There are multitudes of options available for art students while required to contribute their ideas or opinions about a particular aspect. Arts education allows students to think about and solve problems from different perspectives. Today, many working environments require human resources who have the ability to solve problems and communicate effectively (Robelen, 2012). Arts education provides students with these skills which makes them suitable for the job market. In this way, schools arts program in their curriculum to allow them to develop students who can communicate effectively and generate ideas which are an essential requirement in the workplace.
Arts education provides an opportunity for students who are not successful in science and Mathematics subjects (Carpenter, 2010). The possibilities for improvement in arts is endless compared to other subjects since students are continually presented with challenging tasks.
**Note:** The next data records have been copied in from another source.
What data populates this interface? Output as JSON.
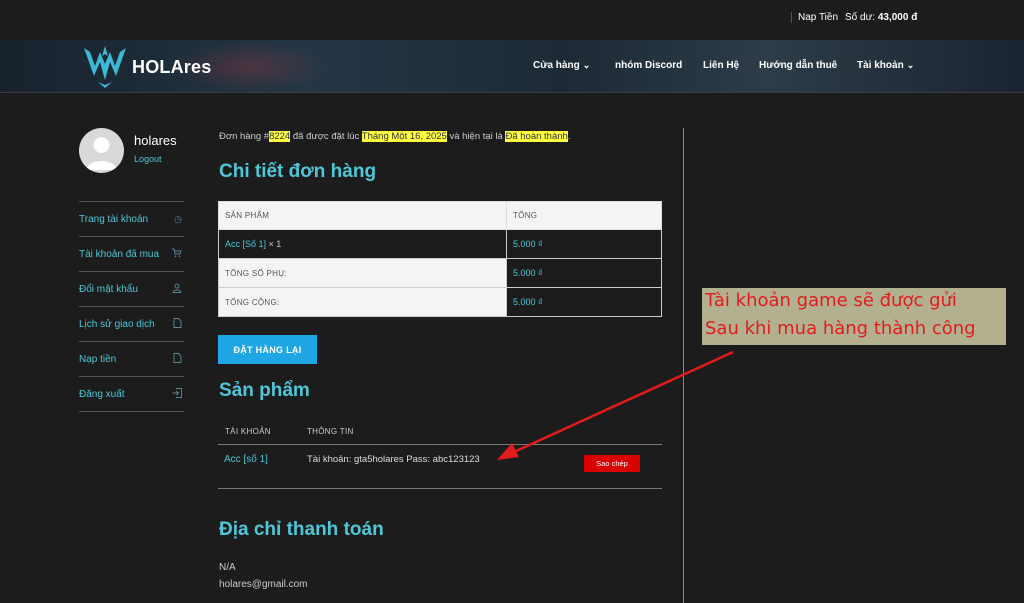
{
  "topbar": {
    "nap_tien": "Nap Tiền",
    "balance_label": "Số dư:",
    "balance_value": "43,000 đ"
  },
  "header": {
    "logo_text": "HOLAres",
    "nav": [
      {
        "label": "Cửa hàng",
        "has_dropdown": true
      },
      {
        "label": "nhóm Discord",
        "has_dropdown": false
      },
      {
        "label": "Liên Hệ",
        "has_dropdown": false
      },
      {
        "label": "Hướng dẫn thuê",
        "has_dropdown": false
      },
      {
        "label": "Tài khoản",
        "has_dropdown": true
      }
    ],
    "chevron": "⌄"
  },
  "sidebar": {
    "username": "holares",
    "logout": "Logout",
    "items": [
      {
        "label": "Trang tài khoản",
        "icon": "dashboard-icon",
        "glyph": "◷"
      },
      {
        "label": "Tài khoản đã mua",
        "icon": "cart-icon",
        "glyph": "🛒"
      },
      {
        "label": "Đổi mật khẩu",
        "icon": "user-icon",
        "glyph": "♙"
      },
      {
        "label": "Lịch sử giao dịch",
        "icon": "document-icon",
        "glyph": "▯"
      },
      {
        "label": "Nạp tiền",
        "icon": "document-icon",
        "glyph": "▯"
      },
      {
        "label": "Đăng xuất",
        "icon": "logout-icon",
        "glyph": "⇥"
      }
    ]
  },
  "order": {
    "prefix": "Đơn hàng #",
    "number": "8224",
    "mid1": " đã được đặt lúc ",
    "date": "Tháng Một 16, 2025",
    "mid2": " và hiện tại là ",
    "status": "Đã hoàn thành",
    "end": "."
  },
  "details": {
    "title": "Chi tiết đơn hàng",
    "col_product": "SẢN PHẨM",
    "col_total": "TỔNG",
    "product_name": "Acc [Số 1]",
    "product_qty": " × 1",
    "product_total": "5.000 ₫",
    "subtotal_label": "TỔNG SỐ PHỤ:",
    "subtotal_value": "5.000 ₫",
    "total_label": "TỔNG CỘNG:",
    "total_value": "5.000 ₫",
    "reorder_button": "ĐẶT HÀNG LẠI"
  },
  "products": {
    "title": "Sản phẩm",
    "col_account": "TÀI KHOẢN",
    "col_info": "THÔNG TIN",
    "account": "Acc [số 1]",
    "info": "Tài khoản: gta5holares Pass: abc123123",
    "copy_button": "Sao chép"
  },
  "billing": {
    "title": "Địa chỉ thanh toán",
    "name": "N/A",
    "email": "holares@gmail.com"
  },
  "annotation": {
    "line1": "Tài khoản game sẽ được gửi",
    "line2": "Sau khi mua hàng thành công",
    "color": "#e21b1b"
  }
}
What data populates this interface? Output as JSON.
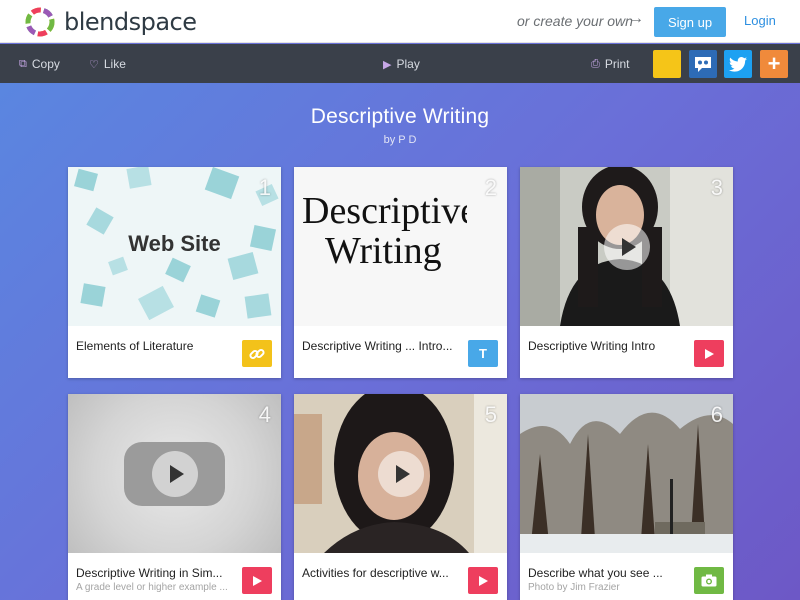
{
  "header": {
    "logo_text": "blendspace",
    "create_text": "or create your own",
    "signup_label": "Sign up",
    "login_label": "Login"
  },
  "toolbar": {
    "copy_label": "Copy",
    "like_label": "Like",
    "play_label": "Play",
    "print_label": "Print",
    "plus_label": "+"
  },
  "lesson": {
    "title": "Descriptive Writing",
    "author": "by P D"
  },
  "cards": [
    {
      "number": "1",
      "title": "Elements of Literature",
      "subtitle": "",
      "thumb_text": "Web Site",
      "badge": "link-icon"
    },
    {
      "number": "2",
      "title": "Descriptive Writing ... Intro...",
      "subtitle": "",
      "thumb_text_1": "Descriptive",
      "thumb_text_2": "Writing",
      "badge_text": "T"
    },
    {
      "number": "3",
      "title": "Descriptive Writing Intro",
      "subtitle": "",
      "badge": "video-icon"
    },
    {
      "number": "4",
      "title": "Descriptive Writing in Sim...",
      "subtitle": "A grade level or higher example ...",
      "badge": "video-icon"
    },
    {
      "number": "5",
      "title": "Activities for descriptive w...",
      "subtitle": "",
      "badge": "video-icon"
    },
    {
      "number": "6",
      "title": "Describe what you see ...",
      "subtitle": "Photo by Jim Frazier",
      "badge": "camera-icon"
    }
  ],
  "colors": {
    "brand_blue": "#48a8e8",
    "toolbar": "#3a404a",
    "badge_yellow": "#f3c21a",
    "badge_red": "#ee3e5e",
    "badge_green": "#70b944"
  }
}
The students who are disadvantaged to excel in a typical classroom have the reason to stay in school since arts provide them with the opportunity to improve. Students who engage in arts-related programs after school find it easy to perform better in school. Their personal lives are likely to improve than others in the same class but are not involved in arts (Carpenter, 2010). The teachers to art students can understand their students better by analyzing their artwork. In this case, they will understand how the students learn and develop strategies to help them teach better.
In conclusion, arts education plays a critical role in developing interest and support in the professional art field. Arts education provides students with the exposure that is essential in cultivating greater interest in professional arts. In this way, arts education is of great significance to our education. It has helped in developing different artist who has contributed significantly to our economy. Therefore, arts education is important just like any other subject in or education. It helps in developing skills that are required in the workplace.
- Caroll, Noël. “Can Government Funding of the Arts Be Justified Theoretically?” The Journal of Aesthetic Education, 1987, pp. 21–35. JSTOR [JSTOR].
- Carpenter, Stephen. “Drawing (Past, Present, and Future) Together: A (Graphic) Look at the Reconceptualization of Art Education.” Studies in Art Education, vol. 51, no. 4, 2010, pp. 327–352. JSTOR [JSTOR].
- Clark, Helen. “Arts Education Funding .” Craft Arts International, 2000, p. 82. Academic Search Complete [EBSCO].
- Jones, Nancy Tondre, and Stephena Hobbs Runyan. “Demystifying Art Education.” Art Education, vol. 39, no. 2, 1986, pp. 42–43. JSTOR [JSTOR], doi:10.2307/3193005.
- Kenton , Tristram. “Arts Education Funding Is Essential for Young People to Showcase Their Creative Talent.” The Independent, Independent Digital News and Media, 1 Apr. 2016.
- Page, Tara. “Conceptions of Art Education Programs Held by a Rural and Remote Australian Community.” Studies in Art Education, vol. 49, no. 1, 2007, pp. 42–58. JSTOR [JSTOR].
- Robelen, Erik W. “Los Angeles School Board Makes Arts an Essential ‘Core’ Subject.” Education Week, 17 Oct. 2012, p. 4. Academic Search Complete [EBSCO], web.b.ebscohost.com.qbcc.ezproxy.cuny.edu/ehost/detail/detail?vid=17&sid=0270f648-f692-41d8-8086-4e9e52e5a90e%40pdc-v-sessmgr01&bdata=JnNpdGU9ZWhvc3QtbGl2ZSZzY29wZT1zaXRl#AN=82590323&db=a9h.
- Siegesmund, Richard. “Why Do We Teach Art Today? Conceptions of Art Education and Their Justification.” Studies in Art Education, vol. 39, ser. 3, 1998, pp. 197–214. JSTOR [JSTOR].